When we arrived at our destination, we first explored the property on foot. We noted various buildings dotting the grounds: several dormitories, a small yellow chapel, the kitchen and dining area and small dwellings for the staff.There were several flat areas scattered between the buildings that might be well utilized for games, cookouts and other outdoor activities. But, as with much of Haiti there were also plenty of rough areas that might pose challenges for sight-impaired and non-ambulatory children.

The dining hall

The beach was rocky but lovely, the surf gently crashing on the small shore. Sea urchins, snails of every color and other oceanic life speckled the smooth stones. However, the dropoff to the beach was very steep causing concerned about accessibility for the children.

The coast of Haiti in Montrois

Kathy and Tom discussing the rocky drop off to the beach

During our time there, we had the opportunity to meet with Fr. Sadoni to discuss the details of the camp. Some of our shared goals include giving the children experiences they would not otherwise have during their summer months at St. Vincent’s such as swimming, various sports, jewelry making, manicures, watching movies, extended food choices, art and music.

Tom (left) outside one of the dormitories

While the seminary was indeed inviting, much work would need to be done in the two short months till the first camp before we could safely utilize the area. We felt the need to explore other options that might be more conducive to our vision for Camp Jake. Tom, camp director, began researching alternate locations to determine what was the best fit for these exceptional children.

We are thrilled to share that he has found the perfect spot for the first camp! It is approximately 1.5 hours away from St. Vincent’s—taking the children out of the city will be a treat in and of itself. The property is secure and boasts small cabins that sleep multiple children in each one. There is ample space for crafts and indoor activities as well as a pool, and tennis and volleyball courts where the children can explore and learn new sports.
(Where are the photos of this new area? Sadly, they are on Tom's lost phone somewhere in US customs.)

Our next step is to gather extensive information about each camper so that we can tailor our programming and volunteers to match their individual needs. We will be meeting with Fr. Sadoni today to get this vital information.

We will share more details as the camp unfolds for the summer of 2011 and look to you for financial support to make this a success.

Wednesday, June 1, 2011

JoJo's artwork (again!)

For anyone interested in supporting St. Vincent's, we are again selling some of JoJo's artwork. You can read more about JoJo here. Below are some of the pieces currently for sale and the associated prices. (Please note that shipping is not included. All sizes are approximate - we did not have a ruler or tape measure to take true measurements.)

Please email or message The Red Thread Promise on Facebook if you are interested in any of the paintings. A portion of the purchase price goes to JoJo and a portion directly to St. Vincent's for food and other immediate necessities.
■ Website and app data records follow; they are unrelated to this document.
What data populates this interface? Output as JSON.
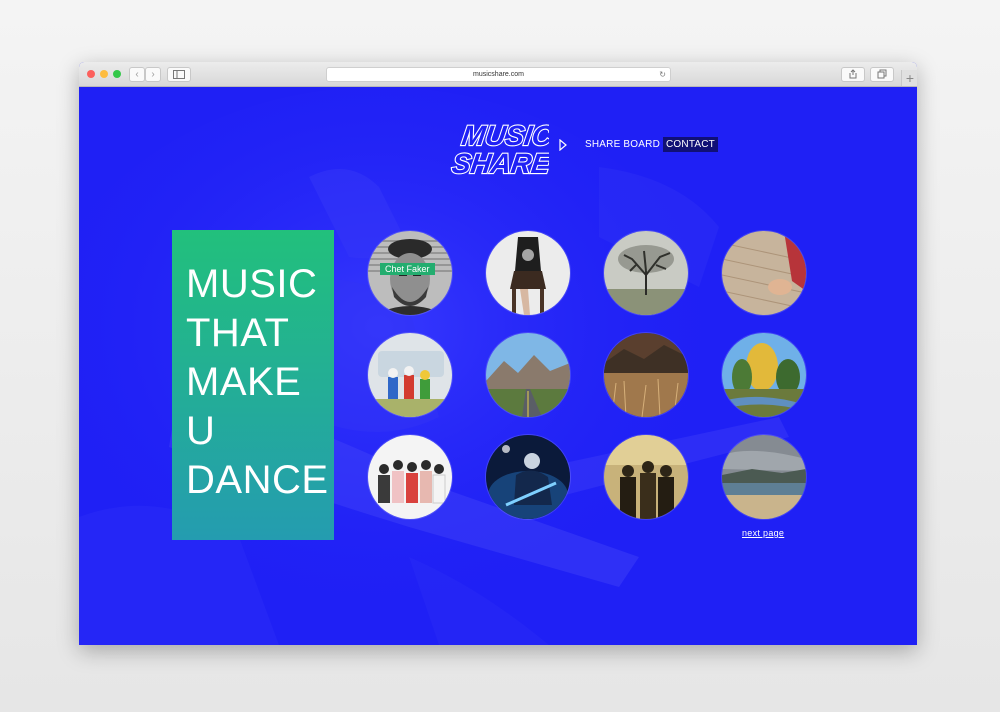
{
  "browser": {
    "url": "musicshare.com",
    "back_glyph": "‹",
    "forward_glyph": "›",
    "new_tab_glyph": "+"
  },
  "site": {
    "logo_line1": "MUSIC",
    "logo_line2": "SHARE",
    "nav": {
      "share_board": "SHARE BOARD",
      "contact": "CONTACT"
    },
    "hero_lines": [
      "MUSIC",
      "THAT",
      "MAKE",
      "U",
      "DANCE"
    ],
    "featured_tag": "Chet Faker",
    "next_page": "next page"
  },
  "colors": {
    "background": "#1f20f5",
    "hero_top": "#22c07c",
    "hero_bottom": "#249cb0",
    "tag": "#23ad6f",
    "contact_bg": "#101076"
  },
  "icons": [
    "share-icon",
    "tabs-icon",
    "sidebar-icon",
    "reload-icon",
    "triangle-right-icon"
  ]
}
We hope you enjoy his artwork as much as we do!

Market women 1 - medium (10 x 12"ish) - $50

Market women 2 - medium (10 x 12"ish) - $50

Market women 3 - small (8 x 10"ish) - $25

Market women 4 - medium (10 x 12"ish) - $50

Market women 5 - medium (10 x 12"ish) - $50

Earthquake 1 - large (36 x 24ish) - $400 US

Earthquake 1 - large (24 x 36ish) - $400 US